Activity: Would you print all of the entries word for word?

Collection entries:
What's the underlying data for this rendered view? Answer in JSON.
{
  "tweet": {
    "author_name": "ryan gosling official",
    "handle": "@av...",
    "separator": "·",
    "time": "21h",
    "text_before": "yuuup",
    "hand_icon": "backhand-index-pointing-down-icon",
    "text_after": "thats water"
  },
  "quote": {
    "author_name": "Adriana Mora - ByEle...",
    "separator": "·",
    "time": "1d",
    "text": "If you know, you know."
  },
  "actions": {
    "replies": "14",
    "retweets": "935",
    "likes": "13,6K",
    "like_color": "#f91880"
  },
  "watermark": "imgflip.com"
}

Your response:
What's the underlying data for this rendered view? Answer in JSON.
{
  "tweet": {
    "author_name": "ryan gosling official",
    "handle": "@av...",
    "separator": "·",
    "time": "21h",
    "text_before": "yuuup",
    "hand_icon": "backhand-index-pointing-down-icon",
    "text_after": "thats water"
  },
  "quote": {
    "author_name": "Adriana Mora - ByEle...",
    "separator": "·",
    "time": "1d",
    "text": "If you know, you know."
  },
  "actions": {
    "replies": "14",
    "retweets": "935",
    "likes": "13,6K",
    "like_color": "#f91880"
  },
  "watermark": "imgflip.com"
}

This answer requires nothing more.